“From a safety perspective, we were concerned with the return to operations. An aircraft is not like a washing machine. You need to perform a certain number of tasks in order to ensure it is safe,” he said.

PIA is currently banned from flying into the UK, EU and United States after failing multiple safety tests.

The airline was also widely condemned in June after it was found that a third of its 434 pilots held fraudulent or “dubious” licences.

It is the latest in a string of crashes and controversies that have dogged the carrier throughout its 68-year history, with 20 of its aircraft having crashed or disappeared since 1952.

Another fatal crash near the Pakistani city of Multan in 2007, in which 45 people died, saw the majority of PIA aircraft banned from European airports, although the ban was lifted after several months.

How are other airlines keeping their pilots fresh?

Rustiness caused by a lack of flight time is a problem facing all airlines at the moment, with most still operating vastly reduced schedules thanks to closed routes and lack of demand.

There are also legal considerations: in the UK, for instance, pilots must have logged recent flying hours to be allowed to operate commercial flights. They have to have completed three takeoffs and landings within the previous 90 days to qualify (and a further three night takeoffs and landings in the same time period in order to fly overnight).

To keep flying, each pilot must also complete an annual License Proficiency Check.

While many of these procedures can be tested in professional-level flight simulators, the majority of test centres have been closed throughout lockdown, resulting in a backlog of pilots who require access to the equipment.

In the meantime, the Civil Aviation Authority (the UK’s aviation regulator) has issued an exemption for all licence checks until October 31, giving airlines some leeway to recertify their pilots.

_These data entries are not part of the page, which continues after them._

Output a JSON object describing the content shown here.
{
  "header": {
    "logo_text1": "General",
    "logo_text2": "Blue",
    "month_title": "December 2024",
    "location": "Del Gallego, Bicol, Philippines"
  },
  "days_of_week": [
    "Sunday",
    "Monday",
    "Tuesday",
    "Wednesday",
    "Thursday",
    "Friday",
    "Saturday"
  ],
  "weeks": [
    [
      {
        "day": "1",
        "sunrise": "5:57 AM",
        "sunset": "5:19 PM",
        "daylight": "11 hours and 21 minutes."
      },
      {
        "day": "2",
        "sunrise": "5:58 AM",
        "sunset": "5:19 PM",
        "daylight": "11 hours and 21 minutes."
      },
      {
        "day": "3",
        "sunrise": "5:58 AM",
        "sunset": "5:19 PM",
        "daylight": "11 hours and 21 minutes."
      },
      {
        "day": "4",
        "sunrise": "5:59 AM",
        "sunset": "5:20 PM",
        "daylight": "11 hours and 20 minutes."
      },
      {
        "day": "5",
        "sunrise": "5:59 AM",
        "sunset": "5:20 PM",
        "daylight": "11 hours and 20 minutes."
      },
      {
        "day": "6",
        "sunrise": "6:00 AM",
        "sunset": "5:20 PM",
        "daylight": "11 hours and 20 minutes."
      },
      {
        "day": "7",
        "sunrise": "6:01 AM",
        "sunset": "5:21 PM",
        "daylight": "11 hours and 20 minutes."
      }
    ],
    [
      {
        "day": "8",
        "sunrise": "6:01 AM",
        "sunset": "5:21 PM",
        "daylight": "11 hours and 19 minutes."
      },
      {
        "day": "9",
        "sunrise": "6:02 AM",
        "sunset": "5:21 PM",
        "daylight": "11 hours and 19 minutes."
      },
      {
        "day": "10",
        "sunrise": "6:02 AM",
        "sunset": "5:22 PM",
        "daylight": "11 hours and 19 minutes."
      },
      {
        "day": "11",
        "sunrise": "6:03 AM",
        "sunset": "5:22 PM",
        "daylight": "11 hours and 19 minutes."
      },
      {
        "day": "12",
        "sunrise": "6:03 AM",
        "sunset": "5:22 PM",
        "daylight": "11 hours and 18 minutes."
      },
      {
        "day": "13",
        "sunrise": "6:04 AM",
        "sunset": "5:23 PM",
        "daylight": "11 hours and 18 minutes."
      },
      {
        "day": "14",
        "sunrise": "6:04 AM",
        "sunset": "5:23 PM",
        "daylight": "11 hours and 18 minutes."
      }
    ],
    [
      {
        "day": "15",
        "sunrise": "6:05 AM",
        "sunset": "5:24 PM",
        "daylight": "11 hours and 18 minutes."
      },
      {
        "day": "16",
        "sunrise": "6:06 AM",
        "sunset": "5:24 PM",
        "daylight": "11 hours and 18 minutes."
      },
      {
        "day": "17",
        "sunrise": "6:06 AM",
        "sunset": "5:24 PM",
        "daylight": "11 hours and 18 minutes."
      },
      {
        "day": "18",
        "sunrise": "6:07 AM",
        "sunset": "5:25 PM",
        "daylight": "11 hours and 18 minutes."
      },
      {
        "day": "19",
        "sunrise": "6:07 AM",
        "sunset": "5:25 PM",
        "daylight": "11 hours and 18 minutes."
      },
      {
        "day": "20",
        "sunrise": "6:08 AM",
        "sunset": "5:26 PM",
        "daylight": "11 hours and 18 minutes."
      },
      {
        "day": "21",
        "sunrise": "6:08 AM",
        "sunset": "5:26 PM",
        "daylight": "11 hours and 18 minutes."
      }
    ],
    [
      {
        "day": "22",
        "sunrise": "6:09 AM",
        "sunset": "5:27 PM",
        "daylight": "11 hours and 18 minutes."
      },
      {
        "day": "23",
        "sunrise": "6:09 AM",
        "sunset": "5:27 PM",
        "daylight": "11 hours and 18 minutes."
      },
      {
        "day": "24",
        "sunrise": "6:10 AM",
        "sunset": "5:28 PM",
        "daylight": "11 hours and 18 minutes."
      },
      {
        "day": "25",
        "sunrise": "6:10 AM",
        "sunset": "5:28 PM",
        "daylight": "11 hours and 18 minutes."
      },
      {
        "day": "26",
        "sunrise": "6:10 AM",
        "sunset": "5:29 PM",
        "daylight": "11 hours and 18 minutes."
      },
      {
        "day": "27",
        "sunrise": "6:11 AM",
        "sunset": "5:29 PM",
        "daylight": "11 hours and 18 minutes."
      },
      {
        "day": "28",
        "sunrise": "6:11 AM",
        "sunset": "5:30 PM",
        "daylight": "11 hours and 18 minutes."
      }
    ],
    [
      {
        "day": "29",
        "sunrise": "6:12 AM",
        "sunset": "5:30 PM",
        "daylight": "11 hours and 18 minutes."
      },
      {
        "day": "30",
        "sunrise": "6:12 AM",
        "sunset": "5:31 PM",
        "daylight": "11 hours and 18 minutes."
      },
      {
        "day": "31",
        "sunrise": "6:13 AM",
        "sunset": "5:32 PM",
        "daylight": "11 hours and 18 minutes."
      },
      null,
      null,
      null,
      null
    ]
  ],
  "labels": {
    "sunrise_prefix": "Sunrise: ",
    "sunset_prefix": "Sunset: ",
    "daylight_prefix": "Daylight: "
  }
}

EASA has offered a similar reprieve on the condition that airlines submit a detailed pilot training programme.

Pilots have been using flight simulators to maintain their licences, but lockdown has led to a shortage of availability Credit: Getty

But a handful of airlines are simply finding creative ways to get their pilots in the air.

Australian carrier Qantas will soon relaunch its 12-hour “flightseeing” routes over Antarctica, which will run between November and February, while Singapore Airlines is now weighing up the possibility of three-hour “no-destination” flights out of Changi Airport.

A number of major airlines are also running “preighter” flights: passenger planes with their seats stripped out in order to meet a heightened demand for air freight. Lufthansa, Emirates and Air France-KLM have all ramped up their cargo-carrying operations in recent months.